Images are to be excluded, and the rest of the data repeated exactly.
[Opening Supplied data section]
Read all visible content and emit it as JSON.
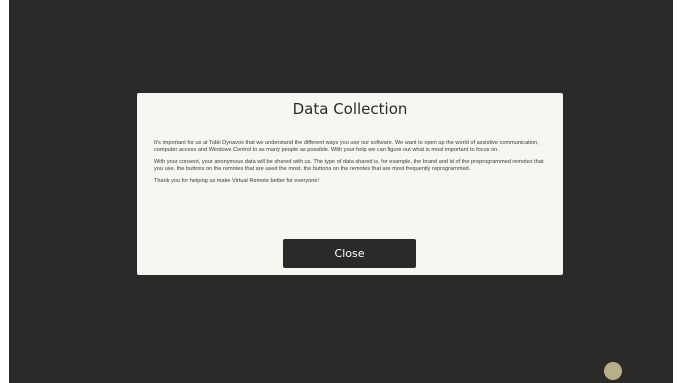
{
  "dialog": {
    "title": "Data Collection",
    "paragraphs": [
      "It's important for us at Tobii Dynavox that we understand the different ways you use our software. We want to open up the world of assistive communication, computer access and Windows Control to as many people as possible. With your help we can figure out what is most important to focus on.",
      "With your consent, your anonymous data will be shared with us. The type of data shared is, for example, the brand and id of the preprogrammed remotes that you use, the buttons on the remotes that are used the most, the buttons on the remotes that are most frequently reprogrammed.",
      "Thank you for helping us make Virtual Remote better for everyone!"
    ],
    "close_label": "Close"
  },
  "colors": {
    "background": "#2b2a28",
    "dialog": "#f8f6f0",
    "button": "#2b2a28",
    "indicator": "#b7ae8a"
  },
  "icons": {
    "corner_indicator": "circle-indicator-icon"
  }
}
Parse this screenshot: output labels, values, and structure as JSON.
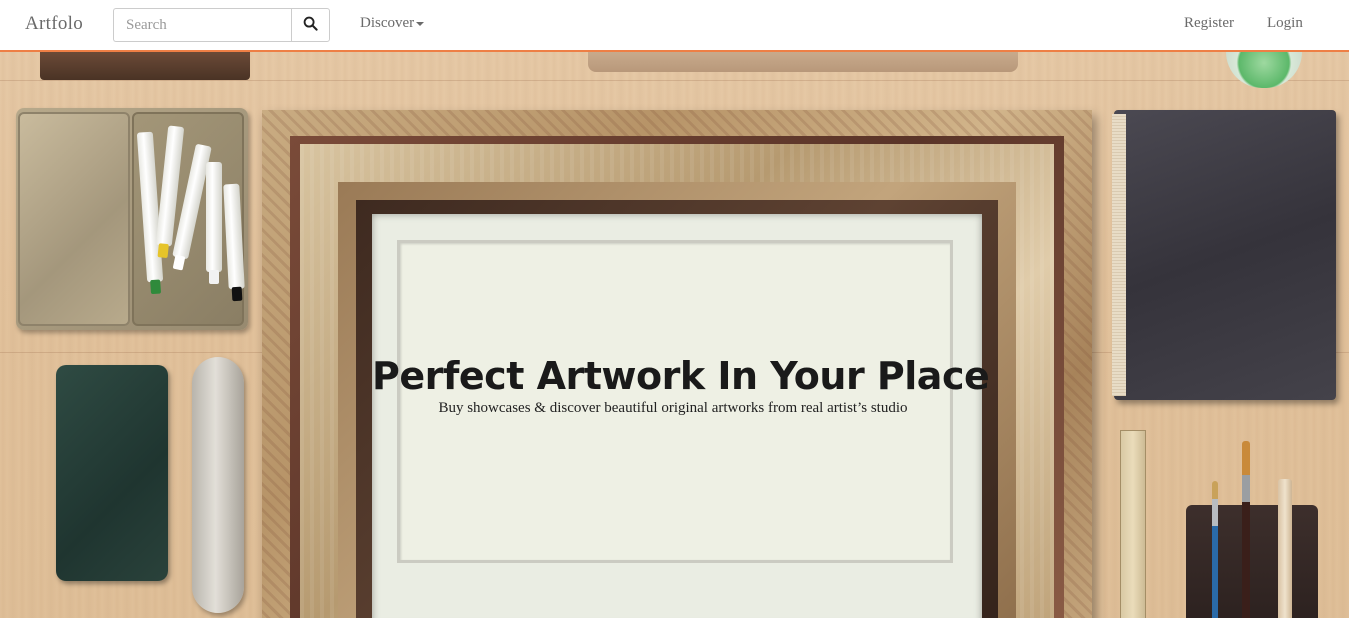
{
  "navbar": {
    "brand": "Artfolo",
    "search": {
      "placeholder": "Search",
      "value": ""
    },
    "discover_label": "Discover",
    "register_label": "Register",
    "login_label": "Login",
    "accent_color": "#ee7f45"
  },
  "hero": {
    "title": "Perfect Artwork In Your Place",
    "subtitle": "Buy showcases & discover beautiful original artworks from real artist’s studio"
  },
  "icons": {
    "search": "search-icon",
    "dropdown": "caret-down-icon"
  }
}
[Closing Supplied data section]
- **Completed task**:
Read all visible content and emit it as JSON.
{
  "dialog": {
    "title": "Data Collection",
    "paragraphs": [
      "It's important for us at Tobii Dynavox that we understand the different ways you use our software. We want to open up the world of assistive communication, computer access and Windows Control to as many people as possible. With your help we can figure out what is most important to focus on.",
      "With your consent, your anonymous data will be shared with us. The type of data shared is, for example, the brand and id of the preprogrammed remotes that you use, the buttons on the remotes that are used the most, the buttons on the remotes that are most frequently reprogrammed.",
      "Thank you for helping us make Virtual Remote better for everyone!"
    ],
    "close_label": "Close"
  },
  "colors": {
    "background": "#2b2a28",
    "dialog": "#f8f6f0",
    "button": "#2b2a28",
    "indicator": "#b7ae8a"
  },
  "icons": {
    "corner_indicator": "circle-indicator-icon"
  }
}
Parse this screenshot: output labels, values, and structure as JSON.
{
  "navbar": {
    "brand": "Artfolo",
    "search": {
      "placeholder": "Search",
      "value": ""
    },
    "discover_label": "Discover",
    "register_label": "Register",
    "login_label": "Login",
    "accent_color": "#ee7f45"
  },
  "hero": {
    "title": "Perfect Artwork In Your Place",
    "subtitle": "Buy showcases & discover beautiful original artworks from real artist’s studio"
  },
  "icons": {
    "search": "search-icon",
    "dropdown": "caret-down-icon"
  }
}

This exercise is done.